What is required
A complete, exact copy of the records is needed here.

···

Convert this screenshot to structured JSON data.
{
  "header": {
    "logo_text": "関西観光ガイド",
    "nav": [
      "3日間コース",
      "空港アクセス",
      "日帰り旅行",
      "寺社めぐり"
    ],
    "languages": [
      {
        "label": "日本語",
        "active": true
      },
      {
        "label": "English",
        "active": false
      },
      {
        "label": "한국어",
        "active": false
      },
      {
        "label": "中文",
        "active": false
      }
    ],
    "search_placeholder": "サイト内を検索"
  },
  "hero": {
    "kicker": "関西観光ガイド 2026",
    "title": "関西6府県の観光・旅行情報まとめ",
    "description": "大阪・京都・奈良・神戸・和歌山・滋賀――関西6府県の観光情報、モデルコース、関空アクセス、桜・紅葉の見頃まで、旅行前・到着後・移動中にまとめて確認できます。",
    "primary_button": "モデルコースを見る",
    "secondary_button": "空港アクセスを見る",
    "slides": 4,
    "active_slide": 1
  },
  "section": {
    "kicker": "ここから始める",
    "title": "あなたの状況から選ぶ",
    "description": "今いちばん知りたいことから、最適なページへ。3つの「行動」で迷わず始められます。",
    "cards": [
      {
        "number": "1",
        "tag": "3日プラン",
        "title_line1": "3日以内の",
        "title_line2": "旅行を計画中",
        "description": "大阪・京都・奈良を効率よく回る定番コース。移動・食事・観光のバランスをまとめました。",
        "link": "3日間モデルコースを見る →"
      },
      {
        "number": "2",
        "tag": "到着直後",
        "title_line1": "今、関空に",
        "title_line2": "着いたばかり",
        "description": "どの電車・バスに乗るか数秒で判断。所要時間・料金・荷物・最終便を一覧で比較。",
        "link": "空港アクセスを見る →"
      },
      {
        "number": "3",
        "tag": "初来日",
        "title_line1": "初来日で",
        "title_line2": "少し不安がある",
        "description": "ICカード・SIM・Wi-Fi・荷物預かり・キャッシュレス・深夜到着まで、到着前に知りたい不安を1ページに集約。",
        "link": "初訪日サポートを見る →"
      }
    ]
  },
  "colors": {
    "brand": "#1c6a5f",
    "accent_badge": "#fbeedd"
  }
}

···

Result for this task
Convert this screenshot to structured JSON data.
{
  "header": {
    "logo_text": "関西観光ガイド",
    "nav": [
      "3日間コース",
      "空港アクセス",
      "日帰り旅行",
      "寺社めぐり"
    ],
    "languages": [
      {
        "label": "日本語",
        "active": true
      },
      {
        "label": "English",
        "active": false
      },
      {
        "label": "한국어",
        "active": false
      },
      {
        "label": "中文",
        "active": false
      }
    ],
    "search_placeholder": "サイト内を検索"
  },
  "hero": {
    "kicker": "関西観光ガイド 2026",
    "title": "関西6府県の観光・旅行情報まとめ",
    "description": "大阪・京都・奈良・神戸・和歌山・滋賀――関西6府県の観光情報、モデルコース、関空アクセス、桜・紅葉の見頃まで、旅行前・到着後・移動中にまとめて確認できます。",
    "primary_button": "モデルコースを見る",
    "secondary_button": "空港アクセスを見る",
    "slides": 4,
    "active_slide": 1
  },
  "section": {
    "kicker": "ここから始める",
    "title": "あなたの状況から選ぶ",
    "description": "今いちばん知りたいことから、最適なページへ。3つの「行動」で迷わず始められます。",
    "cards": [
      {
        "number": "1",
        "tag": "3日プラン",
        "title_line1": "3日以内の",
        "title_line2": "旅行を計画中",
        "description": "大阪・京都・奈良を効率よく回る定番コース。移動・食事・観光のバランスをまとめました。",
        "link": "3日間モデルコースを見る →"
      },
      {
        "number": "2",
        "tag": "到着直後",
        "title_line1": "今、関空に",
        "title_line2": "着いたばかり",
        "description": "どの電車・バスに乗るか数秒で判断。所要時間・料金・荷物・最終便を一覧で比較。",
        "link": "空港アクセスを見る →"
      },
      {
        "number": "3",
        "tag": "初来日",
        "title_line1": "初来日で",
        "title_line2": "少し不安がある",
        "description": "ICカード・SIM・Wi-Fi・荷物預かり・キャッシュレス・深夜到着まで、到着前に知りたい不安を1ページに集約。",
        "link": "初訪日サポートを見る →"
      }
    ]
  },
  "colors": {
    "brand": "#1c6a5f",
    "accent_badge": "#fbeedd"
  }
}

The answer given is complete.